Kate Atkinson, “Transcription.” A richly rewarding and compassionate story of a British woman recruited to root out Nazi sympathizers during World War II, who must revisit the spy world a decade later.

Flynn Berry, “A Double Life.” In this exquisitely paced thriller, inspired by a real case from 1974, a reclusive physician is haunted by the memory of her father, a dashing British aristocrat who disappeared after her mother was savagely attacked and her nanny murdered.

Karen Cleveland, “Need to Know.” A CIA analyst is stunned to discover that her beloved husband is, in fact, a Russian mole. The palpable tension between patriotism and family love — domestic life versus the drama of espionage — powers this sure-footed debut.

Elizabeth George, “The Punishment She Deserves.” In Northwest resident George’s skillful telling, Detective Sergeant Barbara Havers (working class, rumpled and smart) takes the lead probing death in a medieval market town; her boss, Detective Inspector Thomas Lynley (aristocratic, cultured and smart), takes a back seat.

Howard Michael Gould, “Last Looks.” A slyly funny debut starring Charlie Waldo, a quirky ex-LAPD detective who, despite his compulsion to live a solitary existence with exactly 100 possessions, is talked into returning to the city to exonerate an actor accused of murder.

Martha Grimes, “The Knowledge.” Detective Superintendent Richard Jury’s look into a brazen double murder is anchored by two exclusive and intriguing establishments: a swank casino/art gallery and a secret pub patronized only by London’s cabbies.

Anne Holt, “In Dust and Ashes.” Left disabled after a severe injury, Oslo police inspector Hanne Wilhelmsen continues to team up with her eccentric protégé Henrik Holme on two cases, one stretching back years, another providing a chilling preview of future danger.

Anthony Horowitz, “Forever and a Day.” A shrewd romp starring Bond … James Bond. It’s a prequel in which Bond (newly promoted to 007 status and already ultra suave, worldly and oversexed) swans around the French Riviera while breaking up a wicked drug syndicate.

Laura Lippman, “Sunburn.” This tale of death, betrayal and simmering desire, set during a brutal summer in small-town Delaware, is a sharp-witted homage to noir classics like “The Postman Always Rings Twice.”

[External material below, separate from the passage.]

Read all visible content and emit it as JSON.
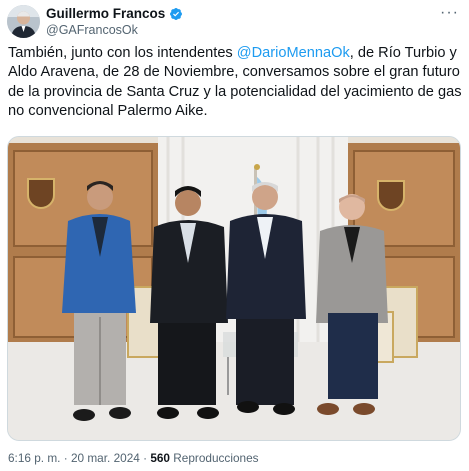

Lawrence Osborne, “Only to Sleep.” Raymond Chandler’s iconic gumshoe Philip Marlowe is brilliantly re-imagined as a 70-something retiree in Baja California, frail but still up for another interesting case.